The decision of the European Central Bank to hike the base interest rate will also reflect in the Euribor on which most Estonian home loans are based. Real estate businessman Viljar Arakas said on the "Vikerhommik" radio program that money finally coming at a price will end the real estate prices rally without causing a crash this time.
"Looking at other economies, such as Canada or Australia, that are ahead of us hiking interest rates, their real estate markets are in decline. But it does not spell a collapse, simply a correction in prices. SEB forecasts prices in nearby Sweden to also come down 15-20 percent in the wake of interest rate hikes after climbing for 30 years," Arakas suggested.
He added that the situation on the real estate market has been harebrained for some time and can be compared to minutes before a thunderstorm starts and clears the air.
"Right now, the 'no shame in asking' principle rules. This will end, while we will also not see a repeat of 2009-2010. Of course, prices have also grown for developers after the Covid and Ukraine crises. But the river is not flowing as swiftly anymore. The number of transactions is falling, while this will be reflected in statistics a year later. All in all, it benefits the real estate market as an uphill race cannot be good," the businessman offered.
He added that the biggest change will be expectations moving to where they ought to be. This will affect rational buyers less and emotional ones more.
"We are living in a consumer-centric society, and it is among the most important economic indicators. Real estate has been doing swell for the last decade thanks to cheap financing. But central banks are now correcting Covid-era mistakes and turning off the money taps again. The additional money that hit the market has created the current situation."
Arakas' calculations suggest €10 billion worth of home loans have been sold in Estonia, and Euribor hitting 2 percent would see an additional €200 million taken from banks' customers.
"But the effect in soaring energy prices is tenfold that. It is suggested households could spend 1/3 of income on housing. I believe it will be quite different this winter."
The businessman added that he would postpone buying a home by 6-12 months in the current situation.
"I belong in the camp that sees potential for a small drop in prices. The price per square meter will not fall from €5,000 to €2,000, but even a drop to €4,000 would be a clear win."
Arakas said that the prices of private residences have been moving behind apartments. The price difference between apartments and residences could start growing again after the market adjustment.
He added that makers of modular houses that can offer standard solutions could find the situation to their benefit.
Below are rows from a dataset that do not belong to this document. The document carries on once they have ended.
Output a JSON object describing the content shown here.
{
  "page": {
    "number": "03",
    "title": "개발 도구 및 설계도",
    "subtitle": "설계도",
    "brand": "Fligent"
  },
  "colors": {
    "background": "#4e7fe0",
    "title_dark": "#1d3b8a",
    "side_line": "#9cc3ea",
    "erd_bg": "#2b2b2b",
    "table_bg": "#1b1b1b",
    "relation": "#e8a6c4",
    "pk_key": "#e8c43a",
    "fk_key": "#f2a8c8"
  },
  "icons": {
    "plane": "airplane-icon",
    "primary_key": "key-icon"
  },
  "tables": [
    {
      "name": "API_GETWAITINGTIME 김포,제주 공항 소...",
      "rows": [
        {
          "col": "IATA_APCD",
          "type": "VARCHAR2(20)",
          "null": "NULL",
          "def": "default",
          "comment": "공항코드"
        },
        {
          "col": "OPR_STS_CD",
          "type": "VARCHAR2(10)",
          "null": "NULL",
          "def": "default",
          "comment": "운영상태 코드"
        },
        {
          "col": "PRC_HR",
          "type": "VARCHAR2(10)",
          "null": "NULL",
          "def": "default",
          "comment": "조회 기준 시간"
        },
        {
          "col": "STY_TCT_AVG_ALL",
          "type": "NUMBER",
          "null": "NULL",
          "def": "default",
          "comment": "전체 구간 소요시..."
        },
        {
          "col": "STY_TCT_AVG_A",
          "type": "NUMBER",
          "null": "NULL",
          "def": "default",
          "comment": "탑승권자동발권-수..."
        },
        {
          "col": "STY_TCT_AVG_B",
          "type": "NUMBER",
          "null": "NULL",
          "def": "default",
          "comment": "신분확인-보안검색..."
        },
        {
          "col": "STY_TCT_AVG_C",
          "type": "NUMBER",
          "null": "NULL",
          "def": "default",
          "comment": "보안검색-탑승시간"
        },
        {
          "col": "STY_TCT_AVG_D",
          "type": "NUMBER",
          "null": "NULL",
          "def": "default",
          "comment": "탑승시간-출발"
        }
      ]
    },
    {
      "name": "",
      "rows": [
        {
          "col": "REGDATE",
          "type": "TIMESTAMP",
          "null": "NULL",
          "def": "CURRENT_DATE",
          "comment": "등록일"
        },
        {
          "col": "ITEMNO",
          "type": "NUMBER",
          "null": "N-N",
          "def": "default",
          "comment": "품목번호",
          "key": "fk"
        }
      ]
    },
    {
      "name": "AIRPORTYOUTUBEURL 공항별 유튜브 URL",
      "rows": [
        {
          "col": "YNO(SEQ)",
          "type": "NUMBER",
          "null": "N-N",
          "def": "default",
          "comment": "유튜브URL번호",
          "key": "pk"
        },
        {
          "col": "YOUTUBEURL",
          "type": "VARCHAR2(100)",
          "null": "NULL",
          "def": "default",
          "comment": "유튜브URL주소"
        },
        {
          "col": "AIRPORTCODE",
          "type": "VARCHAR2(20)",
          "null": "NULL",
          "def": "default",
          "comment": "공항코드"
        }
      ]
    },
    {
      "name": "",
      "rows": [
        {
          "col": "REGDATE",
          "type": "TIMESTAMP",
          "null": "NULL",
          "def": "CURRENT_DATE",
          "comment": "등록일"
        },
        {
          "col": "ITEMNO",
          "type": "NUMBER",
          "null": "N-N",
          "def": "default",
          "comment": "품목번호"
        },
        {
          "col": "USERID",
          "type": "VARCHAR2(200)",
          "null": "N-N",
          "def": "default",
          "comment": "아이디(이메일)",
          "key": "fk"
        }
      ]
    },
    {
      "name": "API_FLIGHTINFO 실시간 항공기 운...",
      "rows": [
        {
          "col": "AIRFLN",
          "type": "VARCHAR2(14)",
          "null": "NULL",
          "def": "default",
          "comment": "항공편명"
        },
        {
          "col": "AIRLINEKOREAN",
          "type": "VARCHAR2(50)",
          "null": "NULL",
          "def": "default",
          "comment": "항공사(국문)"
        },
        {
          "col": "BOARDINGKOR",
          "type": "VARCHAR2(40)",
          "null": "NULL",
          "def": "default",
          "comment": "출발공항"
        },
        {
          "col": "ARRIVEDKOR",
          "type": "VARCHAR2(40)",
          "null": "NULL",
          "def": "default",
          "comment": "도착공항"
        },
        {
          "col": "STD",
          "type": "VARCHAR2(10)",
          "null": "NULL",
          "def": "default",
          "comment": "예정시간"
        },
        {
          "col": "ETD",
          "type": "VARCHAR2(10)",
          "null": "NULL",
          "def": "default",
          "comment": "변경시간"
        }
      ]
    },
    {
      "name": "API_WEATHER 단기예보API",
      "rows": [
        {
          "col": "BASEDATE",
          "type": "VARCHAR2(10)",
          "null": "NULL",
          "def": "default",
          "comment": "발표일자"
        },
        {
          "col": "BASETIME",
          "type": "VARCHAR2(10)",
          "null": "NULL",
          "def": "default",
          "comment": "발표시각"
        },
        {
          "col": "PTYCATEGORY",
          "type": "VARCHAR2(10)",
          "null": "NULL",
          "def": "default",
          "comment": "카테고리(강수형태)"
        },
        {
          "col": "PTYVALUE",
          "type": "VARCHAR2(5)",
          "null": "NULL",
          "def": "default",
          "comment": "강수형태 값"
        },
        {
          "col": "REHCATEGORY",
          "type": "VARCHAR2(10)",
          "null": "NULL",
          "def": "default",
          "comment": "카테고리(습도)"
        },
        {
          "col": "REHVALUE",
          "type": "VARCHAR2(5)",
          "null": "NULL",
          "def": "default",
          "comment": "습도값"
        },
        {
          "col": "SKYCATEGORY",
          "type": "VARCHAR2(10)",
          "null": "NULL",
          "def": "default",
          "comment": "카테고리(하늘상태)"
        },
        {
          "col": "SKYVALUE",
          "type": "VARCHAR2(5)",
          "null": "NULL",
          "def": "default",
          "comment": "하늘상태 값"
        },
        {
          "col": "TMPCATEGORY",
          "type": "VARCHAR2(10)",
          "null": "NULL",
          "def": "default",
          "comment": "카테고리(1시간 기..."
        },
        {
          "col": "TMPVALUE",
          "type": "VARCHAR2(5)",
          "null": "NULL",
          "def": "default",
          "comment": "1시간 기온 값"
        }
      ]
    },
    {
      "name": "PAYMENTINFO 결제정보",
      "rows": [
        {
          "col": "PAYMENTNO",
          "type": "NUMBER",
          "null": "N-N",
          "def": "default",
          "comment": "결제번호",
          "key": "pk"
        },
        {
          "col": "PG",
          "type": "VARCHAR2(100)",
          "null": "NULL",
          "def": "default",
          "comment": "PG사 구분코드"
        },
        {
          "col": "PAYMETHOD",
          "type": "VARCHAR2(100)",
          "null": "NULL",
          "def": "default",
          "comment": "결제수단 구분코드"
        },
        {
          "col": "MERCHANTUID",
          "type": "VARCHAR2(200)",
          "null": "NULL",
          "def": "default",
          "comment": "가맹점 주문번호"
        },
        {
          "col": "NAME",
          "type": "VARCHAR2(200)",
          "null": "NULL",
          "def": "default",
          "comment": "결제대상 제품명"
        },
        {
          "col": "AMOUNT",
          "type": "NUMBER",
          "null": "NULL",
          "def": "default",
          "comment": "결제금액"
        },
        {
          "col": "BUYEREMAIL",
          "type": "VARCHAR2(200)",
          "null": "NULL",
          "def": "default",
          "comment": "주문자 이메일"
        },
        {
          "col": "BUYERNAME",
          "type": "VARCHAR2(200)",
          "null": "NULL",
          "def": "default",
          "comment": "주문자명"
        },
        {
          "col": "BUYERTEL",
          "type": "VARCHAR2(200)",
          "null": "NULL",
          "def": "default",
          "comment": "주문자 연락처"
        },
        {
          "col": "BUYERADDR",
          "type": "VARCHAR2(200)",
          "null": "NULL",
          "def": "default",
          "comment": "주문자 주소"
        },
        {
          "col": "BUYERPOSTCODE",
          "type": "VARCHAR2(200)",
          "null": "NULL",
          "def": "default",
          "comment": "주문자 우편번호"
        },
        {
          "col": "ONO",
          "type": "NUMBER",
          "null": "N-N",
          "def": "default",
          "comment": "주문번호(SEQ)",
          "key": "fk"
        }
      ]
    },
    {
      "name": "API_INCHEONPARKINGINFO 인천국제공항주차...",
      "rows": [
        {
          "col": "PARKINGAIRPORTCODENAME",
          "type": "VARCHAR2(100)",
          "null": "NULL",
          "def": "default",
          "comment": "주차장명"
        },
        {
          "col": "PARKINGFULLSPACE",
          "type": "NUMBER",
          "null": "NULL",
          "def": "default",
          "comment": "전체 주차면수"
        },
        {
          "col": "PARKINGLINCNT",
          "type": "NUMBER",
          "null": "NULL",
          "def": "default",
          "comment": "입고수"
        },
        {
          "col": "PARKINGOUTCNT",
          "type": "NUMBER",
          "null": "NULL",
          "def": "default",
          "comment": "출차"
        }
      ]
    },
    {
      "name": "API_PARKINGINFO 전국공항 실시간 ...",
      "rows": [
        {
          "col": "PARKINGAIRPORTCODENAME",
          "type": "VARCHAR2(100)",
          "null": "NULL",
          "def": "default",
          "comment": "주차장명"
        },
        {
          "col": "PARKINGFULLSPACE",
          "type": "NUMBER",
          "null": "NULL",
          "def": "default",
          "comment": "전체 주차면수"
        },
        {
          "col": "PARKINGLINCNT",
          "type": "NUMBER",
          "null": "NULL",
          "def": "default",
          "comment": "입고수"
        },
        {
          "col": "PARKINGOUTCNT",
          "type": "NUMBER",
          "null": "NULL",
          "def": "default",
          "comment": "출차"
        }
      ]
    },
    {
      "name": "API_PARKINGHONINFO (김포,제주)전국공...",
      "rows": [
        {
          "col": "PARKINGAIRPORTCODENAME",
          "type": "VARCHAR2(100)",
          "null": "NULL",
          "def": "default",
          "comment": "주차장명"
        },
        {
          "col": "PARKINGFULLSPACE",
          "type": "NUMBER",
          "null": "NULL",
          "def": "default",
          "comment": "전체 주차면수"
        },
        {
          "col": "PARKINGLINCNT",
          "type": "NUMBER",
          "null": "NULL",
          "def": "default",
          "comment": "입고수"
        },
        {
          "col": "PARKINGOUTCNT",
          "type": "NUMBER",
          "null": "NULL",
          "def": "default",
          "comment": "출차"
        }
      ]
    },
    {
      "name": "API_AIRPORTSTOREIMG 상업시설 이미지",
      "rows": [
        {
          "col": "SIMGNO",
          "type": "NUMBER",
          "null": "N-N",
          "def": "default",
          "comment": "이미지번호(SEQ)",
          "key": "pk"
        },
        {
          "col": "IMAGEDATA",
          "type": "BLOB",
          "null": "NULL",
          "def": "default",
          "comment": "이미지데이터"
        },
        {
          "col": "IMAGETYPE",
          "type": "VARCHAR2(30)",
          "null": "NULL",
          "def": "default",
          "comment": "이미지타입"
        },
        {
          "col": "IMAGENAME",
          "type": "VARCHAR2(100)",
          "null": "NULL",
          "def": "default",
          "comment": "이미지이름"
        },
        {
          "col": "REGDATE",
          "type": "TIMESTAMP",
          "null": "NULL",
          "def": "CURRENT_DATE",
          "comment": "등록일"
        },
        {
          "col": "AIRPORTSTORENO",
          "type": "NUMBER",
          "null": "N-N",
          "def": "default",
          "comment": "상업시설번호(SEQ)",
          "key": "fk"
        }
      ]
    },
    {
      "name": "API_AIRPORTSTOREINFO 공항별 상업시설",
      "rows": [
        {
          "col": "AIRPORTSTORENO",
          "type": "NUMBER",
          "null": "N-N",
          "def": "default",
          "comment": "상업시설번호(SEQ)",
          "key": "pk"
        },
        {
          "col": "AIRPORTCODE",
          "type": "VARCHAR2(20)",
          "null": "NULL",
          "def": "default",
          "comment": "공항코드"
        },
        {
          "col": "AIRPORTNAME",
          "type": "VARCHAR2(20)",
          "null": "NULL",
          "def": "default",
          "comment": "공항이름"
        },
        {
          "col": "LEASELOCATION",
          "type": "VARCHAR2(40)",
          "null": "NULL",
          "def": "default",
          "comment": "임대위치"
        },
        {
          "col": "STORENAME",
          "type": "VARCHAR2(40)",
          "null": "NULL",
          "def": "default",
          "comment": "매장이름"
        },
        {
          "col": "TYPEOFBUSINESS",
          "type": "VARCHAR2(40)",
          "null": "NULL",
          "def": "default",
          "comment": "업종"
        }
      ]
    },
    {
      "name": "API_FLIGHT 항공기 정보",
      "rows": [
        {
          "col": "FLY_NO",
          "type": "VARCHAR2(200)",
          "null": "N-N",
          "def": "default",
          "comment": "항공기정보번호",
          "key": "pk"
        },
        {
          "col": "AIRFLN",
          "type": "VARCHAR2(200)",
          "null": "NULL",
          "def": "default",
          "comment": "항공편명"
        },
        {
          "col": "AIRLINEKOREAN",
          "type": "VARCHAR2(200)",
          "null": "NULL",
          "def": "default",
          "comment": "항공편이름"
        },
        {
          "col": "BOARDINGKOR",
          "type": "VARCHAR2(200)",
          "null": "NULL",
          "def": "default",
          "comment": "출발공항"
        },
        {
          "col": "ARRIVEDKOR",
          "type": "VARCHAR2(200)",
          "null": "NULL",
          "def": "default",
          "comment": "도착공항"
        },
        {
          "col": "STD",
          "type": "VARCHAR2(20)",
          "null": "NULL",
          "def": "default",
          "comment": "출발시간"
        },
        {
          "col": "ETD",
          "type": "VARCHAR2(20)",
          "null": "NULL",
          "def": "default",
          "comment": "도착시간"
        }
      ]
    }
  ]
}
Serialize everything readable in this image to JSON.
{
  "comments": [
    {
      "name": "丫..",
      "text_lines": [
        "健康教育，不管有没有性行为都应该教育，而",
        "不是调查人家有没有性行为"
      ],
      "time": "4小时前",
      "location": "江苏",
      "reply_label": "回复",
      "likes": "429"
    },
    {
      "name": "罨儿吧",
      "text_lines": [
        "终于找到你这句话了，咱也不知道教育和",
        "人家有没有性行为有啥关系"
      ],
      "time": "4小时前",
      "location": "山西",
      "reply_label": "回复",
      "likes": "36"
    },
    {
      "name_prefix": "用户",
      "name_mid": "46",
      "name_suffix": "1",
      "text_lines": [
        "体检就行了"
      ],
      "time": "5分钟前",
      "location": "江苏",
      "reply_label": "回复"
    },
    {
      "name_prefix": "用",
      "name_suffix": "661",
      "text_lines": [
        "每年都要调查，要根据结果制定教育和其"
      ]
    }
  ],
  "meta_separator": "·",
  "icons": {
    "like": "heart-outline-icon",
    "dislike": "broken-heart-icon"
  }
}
Asked whether banks could consider lowering their profit margins, Arakas remained skeptical. "Sporting a negative outlook at home (Sweden – ed.), it is unlikely SEB and Swedbank look on the Estonian market optimistically," he said.
Editor: Marcus Turovski